Now she seems totally disinterested in things like harmony, melody and classics from the Great American Songbook. On “The Little Gray House,” a great work by Kurt Weill and Maxwell Anderson, the old magic is back, but such excursions are rare. Mostly you get stuff like “Roy Rogers,” a vile and stupid waste of time by Elton John, introduced as a tribute to her grandmother, who loved cooking, gardening and cowboy movies, but who would probably have hated this song.
Turning to love songs, she sings “For All We Know,” but I’ll be damned if it’s not the wrong “For All We Know,” a worthless collation of meaningless words by three writers I never heard of, not the timeless jazz classic by J. Fred Coots. I don’t mind a little Joni Mitchell once in awhile, but she wrote much better songs than the confusing “Just Like This Train,” and Tom Rapp’s moronic “Rocket Man” makes no sense at all. Judy Collins, Bob Dylan and Lee Hazlewood are not the Gershwins, the Bergmans, or Rodgers and Hart. A 70-minute recital of second-rate tunes, unvarying tempos, depressing, dirge-like lyrics and the utter seriousness of it all add up, in the course of a whole evening, to a stifling sameness. From the Beatles to “These Boots Were Made for Walking,” performed as German lieder, you’ve got to admit one thing: The word “eclectic” is her middle name.
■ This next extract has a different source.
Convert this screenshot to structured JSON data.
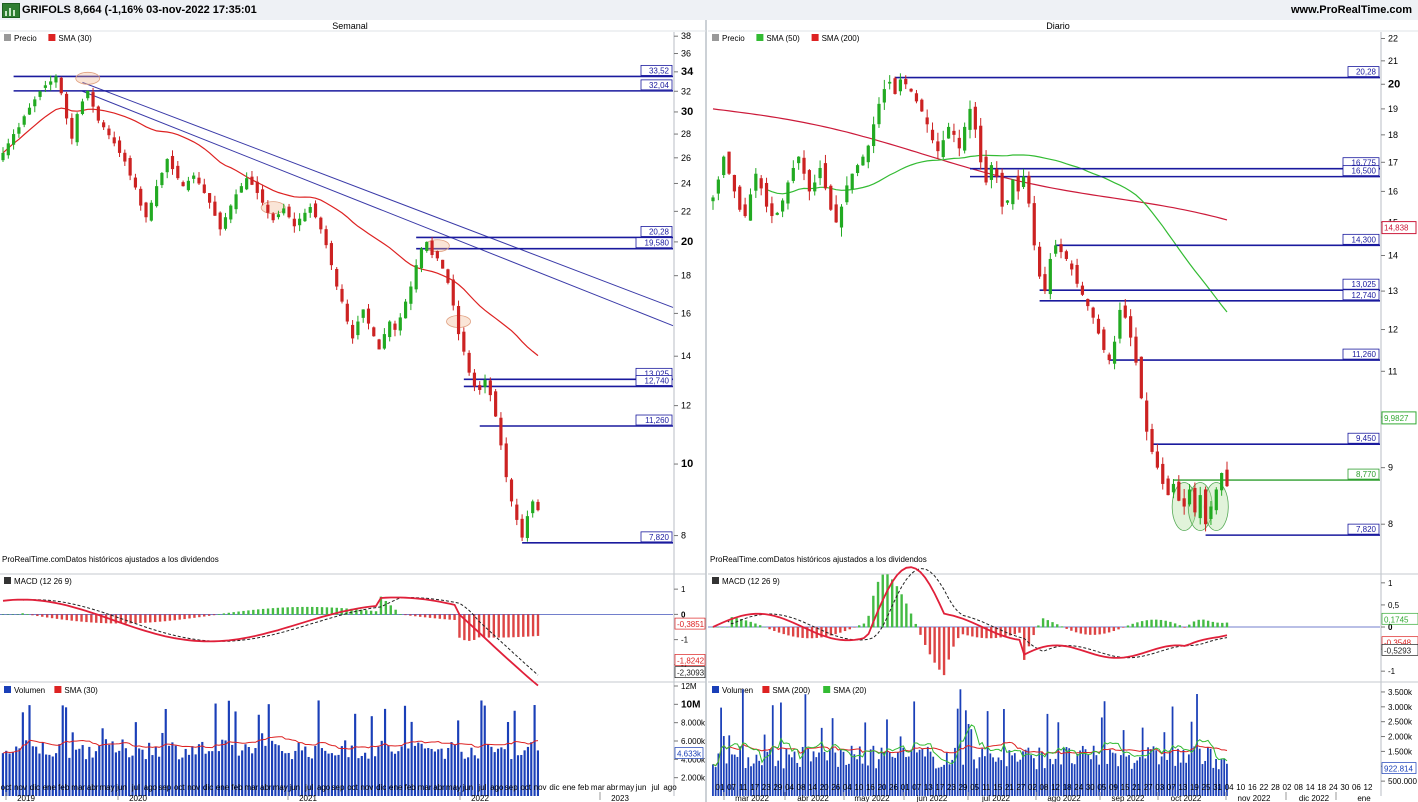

But not until her encore, a rapturous “Again” that reminded me of the chain-smoking baritone of Ida Lupino, who introduced it in the 1948 film noir Road House, does Joanne Beretta really reveal the depth of what she can do. Hey lady, throw us a crumb of Kern, a soupçon of Alec Wilder or a pinch of Cy Coleman. I urge you to experience Joanne Beretta to see what the possibilities are. But with an artist this special, all of the songs she sings should be as special as she is. I like Joanne Beretta’s heart, I like her humor, I like her politics. But boy, would I like to get my hands on her repertoire.